**Requirement**
Copy all lines in the data that contain the string "triggered".

[Exercise inputs — start]

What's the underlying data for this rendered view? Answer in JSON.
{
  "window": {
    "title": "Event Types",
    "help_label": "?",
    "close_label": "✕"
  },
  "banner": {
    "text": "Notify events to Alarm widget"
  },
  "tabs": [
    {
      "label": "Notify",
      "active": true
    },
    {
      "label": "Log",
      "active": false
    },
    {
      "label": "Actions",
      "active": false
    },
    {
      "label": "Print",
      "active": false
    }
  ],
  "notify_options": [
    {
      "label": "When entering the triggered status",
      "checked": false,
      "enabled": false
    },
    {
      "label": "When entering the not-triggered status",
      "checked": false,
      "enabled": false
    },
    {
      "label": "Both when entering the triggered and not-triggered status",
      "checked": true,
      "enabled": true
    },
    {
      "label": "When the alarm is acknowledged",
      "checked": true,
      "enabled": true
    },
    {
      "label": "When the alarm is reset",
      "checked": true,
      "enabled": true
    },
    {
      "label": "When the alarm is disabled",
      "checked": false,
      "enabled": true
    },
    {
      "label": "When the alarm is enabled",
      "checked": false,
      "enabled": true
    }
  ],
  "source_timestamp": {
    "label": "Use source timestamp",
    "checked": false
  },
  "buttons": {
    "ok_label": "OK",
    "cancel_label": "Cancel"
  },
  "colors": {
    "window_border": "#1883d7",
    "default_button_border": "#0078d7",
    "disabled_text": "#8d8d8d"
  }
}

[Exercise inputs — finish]

**Answer to the problem**
      "label": "When entering the triggered status",
      "label": "When entering the not-triggered status",
      "label": "Both when entering the triggered and not-triggered status",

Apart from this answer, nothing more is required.